The recently closed inquiry could not confirm this theory. "The active assistance of another person in the fall [of Masaryk] can be neither confirmed nor refuted," Muravský said.

The expert opinion resulting from the new inquiry says none of the three alternatives can be ruled out, Muravský added.

Detectives in 2019 received a recording from early 1968 with testimony of the late police officer Vilibald Hofmann, who had been among the first people to see Jan Masaryk's body in the Foreign Ministry courtyard. Hofmann said Masaryk's body was moved and then returned to its original place but posed in a different position before it was photographed.

Bathroom window in Černín Palace. (Photo: Raymond Johnston)
Bathroom window in Černín Palace. (Photo: Raymond Johnston)

Historian Jan Kalous, from the Museum of the 20th Century Memory, confirmed this. Researcher Václava Jandečková informed the investigators about the recording with Hofmann's testimony.

Police also received information from two researchers, Jan Špička and Martin Čermák, studying the mechanism of the fall of Masaryk's body to find out whether he could have jumped out of the window on his own or fallen down accidentally. They concluded that Masaryk could have committed suicide.

"We are bringing back the possibility that it could also have been a suicide. We proved that no external force was needed for Masaryk to end up where he left off," they said.

People who believe that Masaryk was murdered link it to other historical defenestrations in Prague. People being thrown out of windows had figured into Prague history previously in 1419, 1483, and 1618.

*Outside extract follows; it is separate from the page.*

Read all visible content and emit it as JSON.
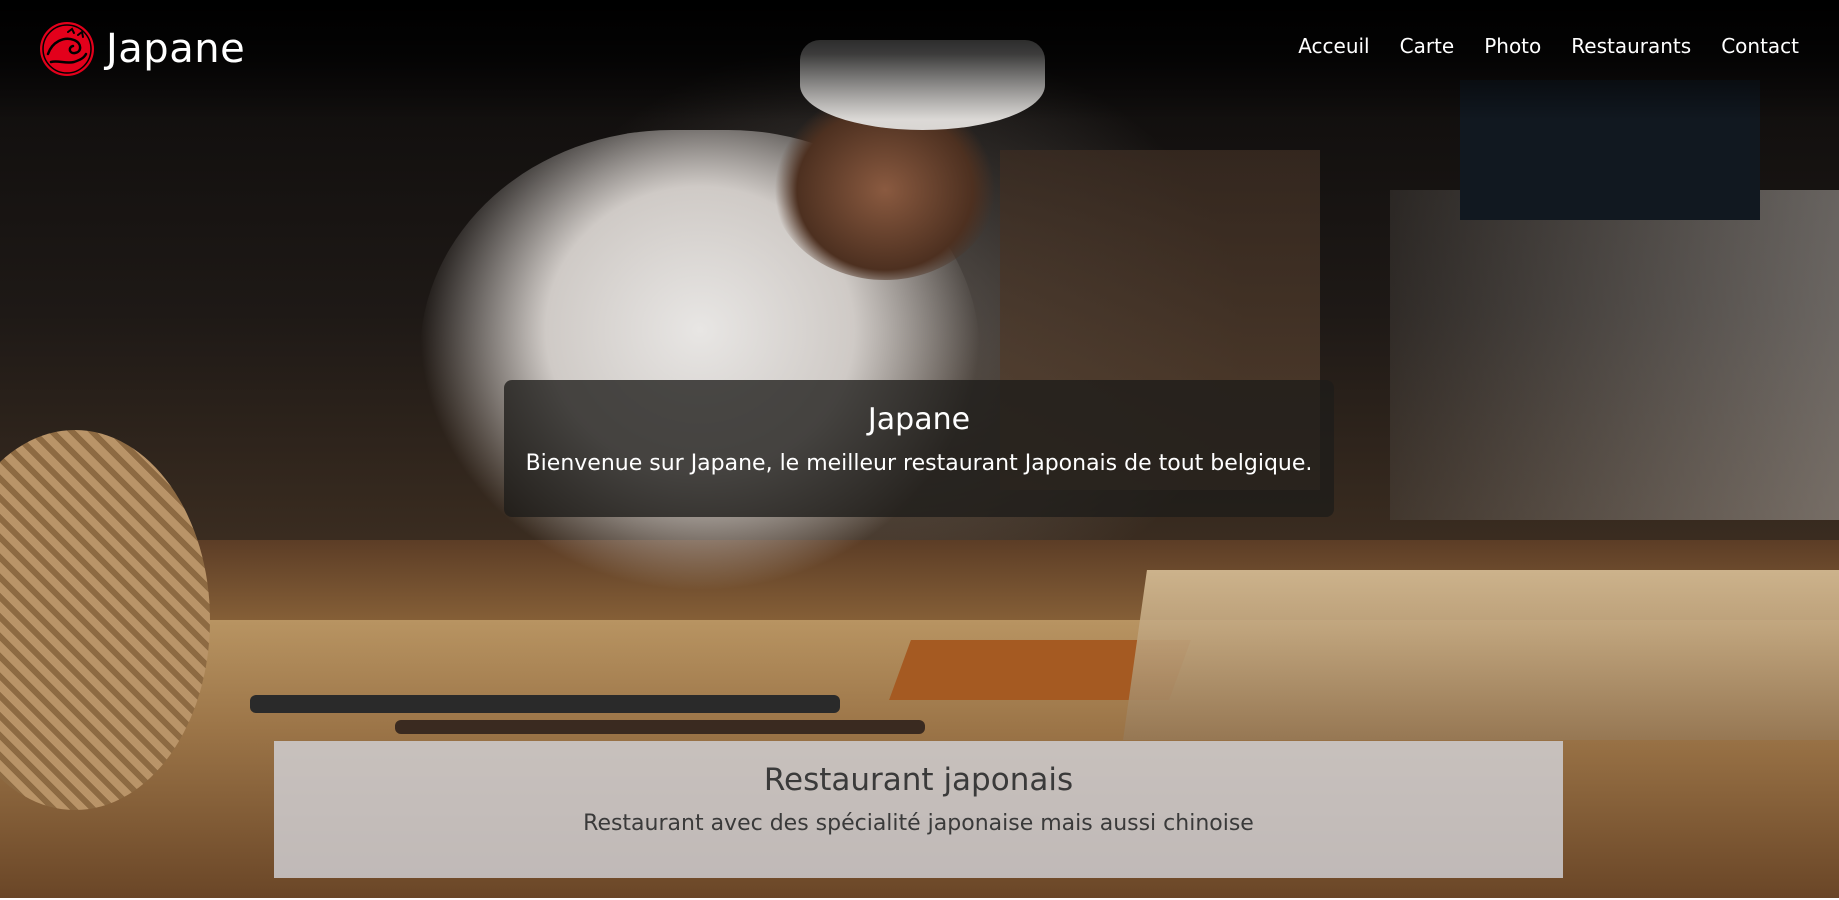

They claim Masaryk had been planning to leave Prague for London on March 11. He has spent much of World War II in exile there. They also point to physical evidence such as nail marks on the window ledge. Supporters of the murder theory include Masaryk’s former wife, Frances Crane Leatherbee, former in-law Sylvia E. Crane, and his sister Alice Masaryková.

U.S. diplomat Charles W. Yost, who worked with Masaryk in Prague in 1947, in his 1981 autobiography History and Memory wrote, "The Communists used him and, when his usefulness was past, flung him out of a window to his death."

Would you like us to write about your business? Find out more